Te Roopū Māori, the Māori Students’ Association, has voted at a recent Student General Meeting to separate their finances from OUSA and join the Office of Māori Development, taking their funding directly from the University instead of through OUSA.
At the moment Te Roopū Māori (TRM) is treated basically as a department of OUSA. If the Uni decides to cut OUSA’s funding, and OUSA has to cut departments across the board, then they have complete control over how much TRM gets. This exact situation happened last year. For two organisations that are supposed to be “parallel bodies” this situation is fundamentally unequal. Sam Smith, OUSA Finance Officer, said OUSA had been advocating for TRM to be “brought up to a parallel body, as it should be”.
Joining with the Office of Māori Development (OMD) would mean that money for TRM wouldn’t come out from students (via Student Services Fees) but instead out of the University’s baseline budget, or “the big pot”.
Tiana Mihaere, Te Roopū Māori Tumuaki, said that she had been pushing for TRM to separate all year, and all year the Uni has basically been ignoring her. The only reason this is going ahead is that OUSA “forced their hand” via the budgeting negotiations it has every year with the Uni.
OMD already provides support to TRM, but Tiana admits that they’re currently “not student focused”.
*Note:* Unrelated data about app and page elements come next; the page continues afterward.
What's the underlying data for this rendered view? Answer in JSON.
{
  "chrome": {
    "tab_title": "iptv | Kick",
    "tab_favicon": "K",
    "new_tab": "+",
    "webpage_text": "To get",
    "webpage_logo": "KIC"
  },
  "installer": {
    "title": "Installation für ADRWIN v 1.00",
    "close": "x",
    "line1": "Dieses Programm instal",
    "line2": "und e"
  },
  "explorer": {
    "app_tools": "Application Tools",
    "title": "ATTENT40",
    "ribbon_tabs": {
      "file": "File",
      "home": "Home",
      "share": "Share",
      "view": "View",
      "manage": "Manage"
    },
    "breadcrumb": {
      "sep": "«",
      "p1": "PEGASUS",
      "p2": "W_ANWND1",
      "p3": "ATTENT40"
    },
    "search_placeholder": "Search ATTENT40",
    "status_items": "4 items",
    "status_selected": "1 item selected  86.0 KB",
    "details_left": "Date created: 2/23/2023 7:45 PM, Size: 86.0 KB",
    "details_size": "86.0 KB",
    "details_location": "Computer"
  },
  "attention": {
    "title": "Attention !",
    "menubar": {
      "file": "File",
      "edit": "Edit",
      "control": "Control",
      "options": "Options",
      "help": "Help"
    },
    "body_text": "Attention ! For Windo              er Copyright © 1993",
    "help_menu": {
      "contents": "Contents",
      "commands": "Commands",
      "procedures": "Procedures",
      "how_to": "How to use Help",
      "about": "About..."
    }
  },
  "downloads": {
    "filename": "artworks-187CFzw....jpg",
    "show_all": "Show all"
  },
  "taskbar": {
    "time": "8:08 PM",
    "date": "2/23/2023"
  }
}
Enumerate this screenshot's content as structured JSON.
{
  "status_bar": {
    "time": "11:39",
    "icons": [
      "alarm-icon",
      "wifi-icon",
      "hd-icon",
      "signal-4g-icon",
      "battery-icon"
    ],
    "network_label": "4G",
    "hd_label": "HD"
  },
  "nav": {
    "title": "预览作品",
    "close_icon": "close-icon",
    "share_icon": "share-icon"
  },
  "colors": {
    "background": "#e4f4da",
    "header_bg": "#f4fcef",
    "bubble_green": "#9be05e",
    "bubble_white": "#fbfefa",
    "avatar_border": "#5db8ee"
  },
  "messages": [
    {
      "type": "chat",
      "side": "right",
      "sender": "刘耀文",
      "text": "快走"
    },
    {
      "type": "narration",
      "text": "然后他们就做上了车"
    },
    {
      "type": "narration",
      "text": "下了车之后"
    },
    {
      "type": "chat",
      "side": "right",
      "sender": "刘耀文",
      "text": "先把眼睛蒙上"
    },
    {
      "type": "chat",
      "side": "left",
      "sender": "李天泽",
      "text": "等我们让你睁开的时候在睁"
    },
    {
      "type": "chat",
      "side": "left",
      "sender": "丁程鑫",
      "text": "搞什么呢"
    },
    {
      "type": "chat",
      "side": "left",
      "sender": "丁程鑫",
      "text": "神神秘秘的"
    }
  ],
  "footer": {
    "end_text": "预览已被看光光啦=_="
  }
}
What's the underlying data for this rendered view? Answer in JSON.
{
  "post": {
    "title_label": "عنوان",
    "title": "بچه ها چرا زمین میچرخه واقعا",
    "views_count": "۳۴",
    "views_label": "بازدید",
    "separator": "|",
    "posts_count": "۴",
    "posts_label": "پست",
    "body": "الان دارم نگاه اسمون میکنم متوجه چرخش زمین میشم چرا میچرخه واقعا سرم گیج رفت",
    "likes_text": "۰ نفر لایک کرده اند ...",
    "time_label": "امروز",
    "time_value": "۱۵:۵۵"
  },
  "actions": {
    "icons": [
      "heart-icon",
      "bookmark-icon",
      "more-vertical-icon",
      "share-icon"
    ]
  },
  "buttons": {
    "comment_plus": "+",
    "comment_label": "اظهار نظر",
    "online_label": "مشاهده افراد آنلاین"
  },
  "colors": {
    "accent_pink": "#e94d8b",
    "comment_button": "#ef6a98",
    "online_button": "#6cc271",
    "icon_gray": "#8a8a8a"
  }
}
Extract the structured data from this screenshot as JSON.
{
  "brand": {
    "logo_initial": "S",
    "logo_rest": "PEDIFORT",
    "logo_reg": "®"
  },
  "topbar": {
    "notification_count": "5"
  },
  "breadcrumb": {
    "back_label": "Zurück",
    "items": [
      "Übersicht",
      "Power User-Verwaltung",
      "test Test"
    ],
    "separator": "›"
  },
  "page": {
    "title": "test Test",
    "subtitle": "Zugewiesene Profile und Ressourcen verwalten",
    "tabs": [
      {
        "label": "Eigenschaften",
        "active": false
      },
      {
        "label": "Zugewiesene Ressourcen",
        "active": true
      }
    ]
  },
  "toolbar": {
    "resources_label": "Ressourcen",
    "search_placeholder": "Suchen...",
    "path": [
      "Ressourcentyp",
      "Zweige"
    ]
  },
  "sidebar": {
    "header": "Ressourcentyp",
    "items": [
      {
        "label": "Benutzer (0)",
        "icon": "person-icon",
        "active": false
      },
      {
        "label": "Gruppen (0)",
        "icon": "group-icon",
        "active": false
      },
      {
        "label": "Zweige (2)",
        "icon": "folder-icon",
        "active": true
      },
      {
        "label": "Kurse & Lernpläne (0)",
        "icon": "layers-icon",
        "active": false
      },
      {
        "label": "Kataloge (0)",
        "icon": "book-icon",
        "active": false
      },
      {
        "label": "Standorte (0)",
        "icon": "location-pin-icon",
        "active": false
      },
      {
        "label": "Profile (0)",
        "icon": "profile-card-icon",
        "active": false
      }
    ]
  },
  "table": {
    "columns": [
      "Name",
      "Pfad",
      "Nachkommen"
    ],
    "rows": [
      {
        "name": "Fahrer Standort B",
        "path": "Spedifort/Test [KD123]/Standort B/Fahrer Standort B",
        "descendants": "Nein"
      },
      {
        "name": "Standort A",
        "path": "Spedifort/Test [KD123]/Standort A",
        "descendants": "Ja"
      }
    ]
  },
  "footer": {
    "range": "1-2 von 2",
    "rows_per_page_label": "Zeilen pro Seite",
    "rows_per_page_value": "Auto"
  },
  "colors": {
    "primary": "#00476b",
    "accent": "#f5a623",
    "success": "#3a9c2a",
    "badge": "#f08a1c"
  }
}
A student asked Tuari Potiki, Director of the Office of Māori Development, what OMD gets out of the new relationship with TRM. He said by “Being closer to the Māori student voice and passing that voice to the higher ups; I want to put a microphone to the Māori student voice at this University … I love student voice and student energy and that’s something this University desperately needs”.
There was concern from the audience over TRM’s ability to maintain a stable amount of funding from the University every year. Tiana pointed out that OMD will “be there to advocate and support us” through negotiations.
At the moment the budget is set for $125,000 a year. Potiki said that that number was a minimum. “It will never dip below that, but I expect year on year increases”.
“At the moment the burden to negotiate for funding us falls on someone else,” said Tiana. “We should be standing on our own two feet and our own mana.”
There was some confusion and misinformation among the audience. “I heard a rumour that if we move away from OUSA then we lose access to student services like Unipol,” said one student. “You can continue to use services,” said OUSA President Caitlin Barlow-Groome, pointing out that every member of TRM is also a member of OUSA and will still have the full rights of an OUSA member.
Because the opportunity to leave OUSA came up suddenly, some members of TRM felt that the whole thing was being pushed through too quickly. “We’re rushing into this and we’re uninformed,” said one student.
While Tiana acknowledged that “some students feel like we’re forcing this change or the process hasn’t been long enough,” she said “we need a decision.”
Some people asked whether the decision could be held off to next year, when people are more informed about it. Tiana said that while that was an option “This does need to eventually be addressed,” and pointed out that while TRM is focused on this other projects can’t go ahead. “The whole process for [an on campus Marae] has been put on hold because of this.”
2019 Tumuaki-elect Taylor Terekia got up to speak, saying she was “confident that I can take on this mahi”.
“I’m excited to see this work out. I don’t see any problems with it and I think that if there are we can work through them together,” she said.
The motion was taken to a vote. 37 voted for, 22 against, and there were 14 abstentions, meaning that the motion was successful.